L:  In this particular series of images, it seems the public is surprised by your performance. What role does the public play in your work, other than giving you a stage – a context to perform?

AI: In fact, public is a fundamental piece for the conceptual success of many of my works. In this particular project, it aims to reach as many people as possible, to wake up each one’s interior super-hero (ine) and childhood, break daily routines, surprise people and make them question. When the public is not present, I feel I’m just playing for the picture.


L:  Many of your photographs are working with similar visuals, portraits, string, costume. Do you see your photography over time as one evolving project? Do you see your work as one body of work, or are they in some way separate from each other?

AI: Yes, sometimes one project leads to another and there are some characteristics that I maintain from project to project. I could say that this continuity is merely something that makes part of me as a whole. Nevertheless, I produce many different kind of photographs, depending on the subjacent concept I’m working on and because I wish to explore different methodologies. Especially if working with other artists, I like being contaminated by others idea’s and processes.


L:  Your work discusses, among other things, gender roles, and behaviours. Is the gender of the artist important to the artwork? And is it important to include the gender of an artist while discussing their work?

AI: From my point of view, gender is important as it influences the artist’s liveliness and social behaviour.
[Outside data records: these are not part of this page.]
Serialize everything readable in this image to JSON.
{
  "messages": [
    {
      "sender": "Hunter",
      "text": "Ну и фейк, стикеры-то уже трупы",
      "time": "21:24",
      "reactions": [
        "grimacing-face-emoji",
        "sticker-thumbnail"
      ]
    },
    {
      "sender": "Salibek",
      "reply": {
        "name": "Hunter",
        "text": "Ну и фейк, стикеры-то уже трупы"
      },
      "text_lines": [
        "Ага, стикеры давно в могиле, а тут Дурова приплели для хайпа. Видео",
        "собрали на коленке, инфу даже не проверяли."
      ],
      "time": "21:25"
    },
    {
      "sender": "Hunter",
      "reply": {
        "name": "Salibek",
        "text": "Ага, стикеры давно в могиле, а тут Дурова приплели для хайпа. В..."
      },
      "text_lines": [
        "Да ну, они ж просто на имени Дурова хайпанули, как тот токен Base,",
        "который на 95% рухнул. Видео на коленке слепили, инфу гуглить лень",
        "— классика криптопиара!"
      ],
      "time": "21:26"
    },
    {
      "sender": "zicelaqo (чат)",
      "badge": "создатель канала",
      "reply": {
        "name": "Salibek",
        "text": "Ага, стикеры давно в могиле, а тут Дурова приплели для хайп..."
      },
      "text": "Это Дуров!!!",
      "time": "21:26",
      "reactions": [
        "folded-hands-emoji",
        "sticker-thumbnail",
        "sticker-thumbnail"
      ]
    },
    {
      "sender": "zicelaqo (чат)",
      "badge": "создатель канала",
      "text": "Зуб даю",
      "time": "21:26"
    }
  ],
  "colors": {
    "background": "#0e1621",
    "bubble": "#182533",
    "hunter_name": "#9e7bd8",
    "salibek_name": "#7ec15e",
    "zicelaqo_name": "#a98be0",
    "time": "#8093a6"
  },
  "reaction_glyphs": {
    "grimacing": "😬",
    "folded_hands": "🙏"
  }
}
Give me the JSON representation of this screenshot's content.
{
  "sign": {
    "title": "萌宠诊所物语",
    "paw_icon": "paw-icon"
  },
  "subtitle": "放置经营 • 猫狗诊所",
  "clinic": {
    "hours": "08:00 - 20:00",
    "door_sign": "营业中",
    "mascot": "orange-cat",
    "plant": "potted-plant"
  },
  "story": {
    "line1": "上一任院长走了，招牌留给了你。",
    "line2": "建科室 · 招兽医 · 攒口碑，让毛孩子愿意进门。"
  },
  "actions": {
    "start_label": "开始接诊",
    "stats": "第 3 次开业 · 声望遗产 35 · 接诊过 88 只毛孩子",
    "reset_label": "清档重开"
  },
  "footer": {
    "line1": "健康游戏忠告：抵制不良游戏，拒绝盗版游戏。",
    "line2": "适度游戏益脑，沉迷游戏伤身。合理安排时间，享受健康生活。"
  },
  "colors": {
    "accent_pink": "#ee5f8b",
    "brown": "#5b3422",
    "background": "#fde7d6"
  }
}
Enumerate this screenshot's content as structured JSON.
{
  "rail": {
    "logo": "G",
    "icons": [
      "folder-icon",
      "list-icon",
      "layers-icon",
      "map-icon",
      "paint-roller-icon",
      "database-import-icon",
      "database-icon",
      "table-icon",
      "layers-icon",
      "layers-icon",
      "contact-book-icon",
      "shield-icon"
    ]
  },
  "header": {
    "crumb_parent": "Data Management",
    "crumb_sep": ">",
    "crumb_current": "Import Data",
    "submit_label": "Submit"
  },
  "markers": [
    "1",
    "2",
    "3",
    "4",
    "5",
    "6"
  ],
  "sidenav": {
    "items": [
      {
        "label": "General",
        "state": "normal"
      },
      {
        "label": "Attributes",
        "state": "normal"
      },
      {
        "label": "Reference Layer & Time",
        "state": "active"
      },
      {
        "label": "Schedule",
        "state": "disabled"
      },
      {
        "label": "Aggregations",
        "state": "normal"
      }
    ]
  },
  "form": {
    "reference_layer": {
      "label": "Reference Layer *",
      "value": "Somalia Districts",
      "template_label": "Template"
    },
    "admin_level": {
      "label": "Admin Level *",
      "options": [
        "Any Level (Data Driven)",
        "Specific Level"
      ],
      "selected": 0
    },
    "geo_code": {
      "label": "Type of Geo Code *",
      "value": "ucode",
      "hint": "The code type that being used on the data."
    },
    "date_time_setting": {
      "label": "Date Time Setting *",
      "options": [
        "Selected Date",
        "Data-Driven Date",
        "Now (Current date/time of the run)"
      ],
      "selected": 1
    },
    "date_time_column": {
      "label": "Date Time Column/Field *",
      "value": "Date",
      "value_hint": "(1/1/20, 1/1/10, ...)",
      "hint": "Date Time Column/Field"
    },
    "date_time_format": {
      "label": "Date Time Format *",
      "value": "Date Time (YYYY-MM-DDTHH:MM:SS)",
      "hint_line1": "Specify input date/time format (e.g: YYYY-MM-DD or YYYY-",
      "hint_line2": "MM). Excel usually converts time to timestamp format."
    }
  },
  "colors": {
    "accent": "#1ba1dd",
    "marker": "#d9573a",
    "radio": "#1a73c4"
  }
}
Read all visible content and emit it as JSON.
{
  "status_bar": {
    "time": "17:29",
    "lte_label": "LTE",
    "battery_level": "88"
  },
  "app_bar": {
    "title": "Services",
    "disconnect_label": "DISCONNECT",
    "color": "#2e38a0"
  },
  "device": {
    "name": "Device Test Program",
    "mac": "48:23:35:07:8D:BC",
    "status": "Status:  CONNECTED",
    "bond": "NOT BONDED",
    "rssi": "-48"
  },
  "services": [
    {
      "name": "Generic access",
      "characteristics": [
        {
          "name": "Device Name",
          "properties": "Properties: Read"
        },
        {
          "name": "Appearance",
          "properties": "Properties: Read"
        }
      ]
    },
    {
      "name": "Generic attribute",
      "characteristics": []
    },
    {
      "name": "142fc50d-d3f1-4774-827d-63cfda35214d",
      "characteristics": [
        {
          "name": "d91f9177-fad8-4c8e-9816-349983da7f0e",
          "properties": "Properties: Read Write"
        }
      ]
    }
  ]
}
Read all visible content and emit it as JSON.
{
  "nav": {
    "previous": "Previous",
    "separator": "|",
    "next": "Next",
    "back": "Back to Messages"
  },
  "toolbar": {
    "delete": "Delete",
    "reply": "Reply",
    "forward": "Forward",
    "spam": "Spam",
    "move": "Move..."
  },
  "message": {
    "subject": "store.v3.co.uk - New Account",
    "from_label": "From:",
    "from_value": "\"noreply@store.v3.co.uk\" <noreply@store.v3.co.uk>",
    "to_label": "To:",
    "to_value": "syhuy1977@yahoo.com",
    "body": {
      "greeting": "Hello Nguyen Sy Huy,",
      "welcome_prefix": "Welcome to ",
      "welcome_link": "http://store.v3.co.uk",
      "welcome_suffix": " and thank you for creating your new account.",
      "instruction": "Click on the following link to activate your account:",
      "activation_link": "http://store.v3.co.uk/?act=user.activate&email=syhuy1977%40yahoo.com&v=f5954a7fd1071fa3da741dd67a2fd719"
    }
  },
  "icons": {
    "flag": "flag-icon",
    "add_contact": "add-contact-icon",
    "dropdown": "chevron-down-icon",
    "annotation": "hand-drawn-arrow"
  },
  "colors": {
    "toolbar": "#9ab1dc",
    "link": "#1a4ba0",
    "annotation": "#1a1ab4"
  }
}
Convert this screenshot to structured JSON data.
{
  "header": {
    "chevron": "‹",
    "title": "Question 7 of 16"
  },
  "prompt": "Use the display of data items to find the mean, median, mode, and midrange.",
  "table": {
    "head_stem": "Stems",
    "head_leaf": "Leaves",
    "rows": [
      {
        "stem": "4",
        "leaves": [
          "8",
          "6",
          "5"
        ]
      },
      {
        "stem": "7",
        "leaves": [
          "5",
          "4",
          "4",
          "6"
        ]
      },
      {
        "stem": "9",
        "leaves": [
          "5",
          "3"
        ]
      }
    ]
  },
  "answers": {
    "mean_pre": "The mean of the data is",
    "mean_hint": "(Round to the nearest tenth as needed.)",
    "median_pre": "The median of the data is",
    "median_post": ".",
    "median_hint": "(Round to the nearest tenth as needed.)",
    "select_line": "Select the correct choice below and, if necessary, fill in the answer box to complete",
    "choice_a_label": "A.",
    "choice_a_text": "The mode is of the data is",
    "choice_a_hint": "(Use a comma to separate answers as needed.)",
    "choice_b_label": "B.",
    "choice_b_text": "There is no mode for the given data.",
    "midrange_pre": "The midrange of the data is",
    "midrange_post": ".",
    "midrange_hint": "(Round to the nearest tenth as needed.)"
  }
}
Recently I’ve read the book “Sexual Personae” of Camilla Paglia that somehow makes that connection between the artist’s gender and work. In regards to ‘if it is important to include the gender of an artist while discussing their work?’ Well, I think that depends much of the work itself. Sometimes it makes all the sense in the world and in others it makes no sense at all…


L:  Could you list 5(or more) words you were thinking about when you made this work?

AI: I can list five and more: gender, identity, hybridism, stereotypes, constraints, migration, childhood, challenge, craziness, freedom, anti-power and fun!


Thank you so much Andrea!!